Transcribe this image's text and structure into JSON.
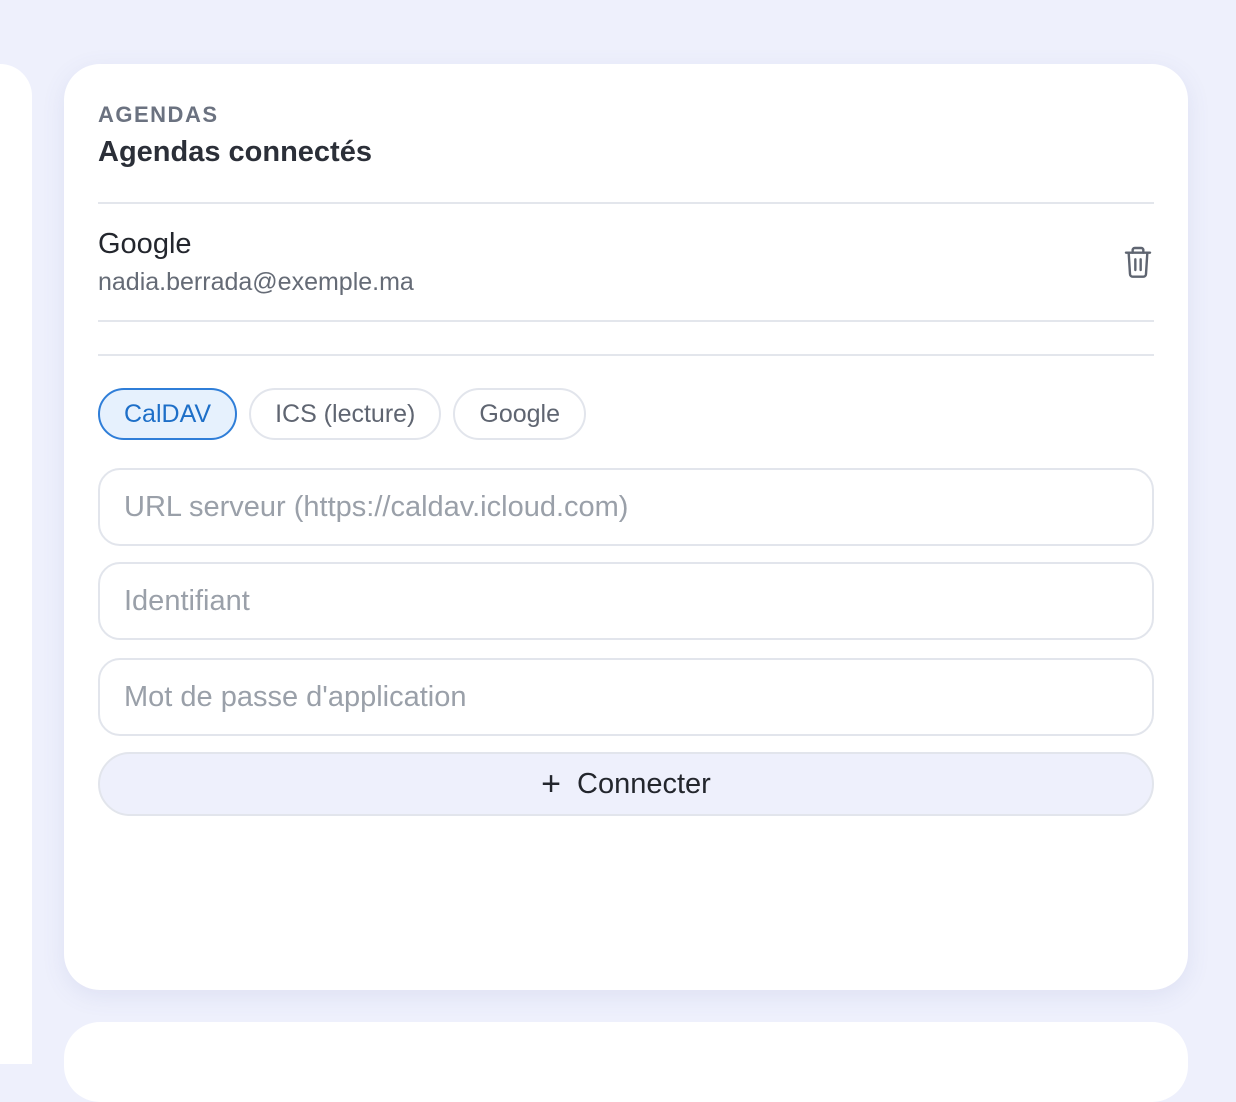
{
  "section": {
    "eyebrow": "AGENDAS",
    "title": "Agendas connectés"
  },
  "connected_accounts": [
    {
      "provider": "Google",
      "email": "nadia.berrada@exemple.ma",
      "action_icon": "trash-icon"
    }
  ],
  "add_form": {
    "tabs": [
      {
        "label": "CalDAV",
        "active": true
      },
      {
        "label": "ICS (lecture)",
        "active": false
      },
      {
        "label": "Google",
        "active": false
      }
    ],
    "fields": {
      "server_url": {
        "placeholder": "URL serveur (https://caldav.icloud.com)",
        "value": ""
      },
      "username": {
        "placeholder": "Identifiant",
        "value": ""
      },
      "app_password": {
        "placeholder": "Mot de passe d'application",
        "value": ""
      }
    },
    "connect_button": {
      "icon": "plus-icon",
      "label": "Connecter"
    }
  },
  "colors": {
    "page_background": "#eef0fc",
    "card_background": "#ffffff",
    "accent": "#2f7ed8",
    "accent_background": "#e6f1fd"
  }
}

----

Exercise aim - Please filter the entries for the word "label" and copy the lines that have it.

Output for this task -
        "label": "CalDAV",
        "label": "ICS (lecture)",
        "label": "Google",
      "label": "Connecter"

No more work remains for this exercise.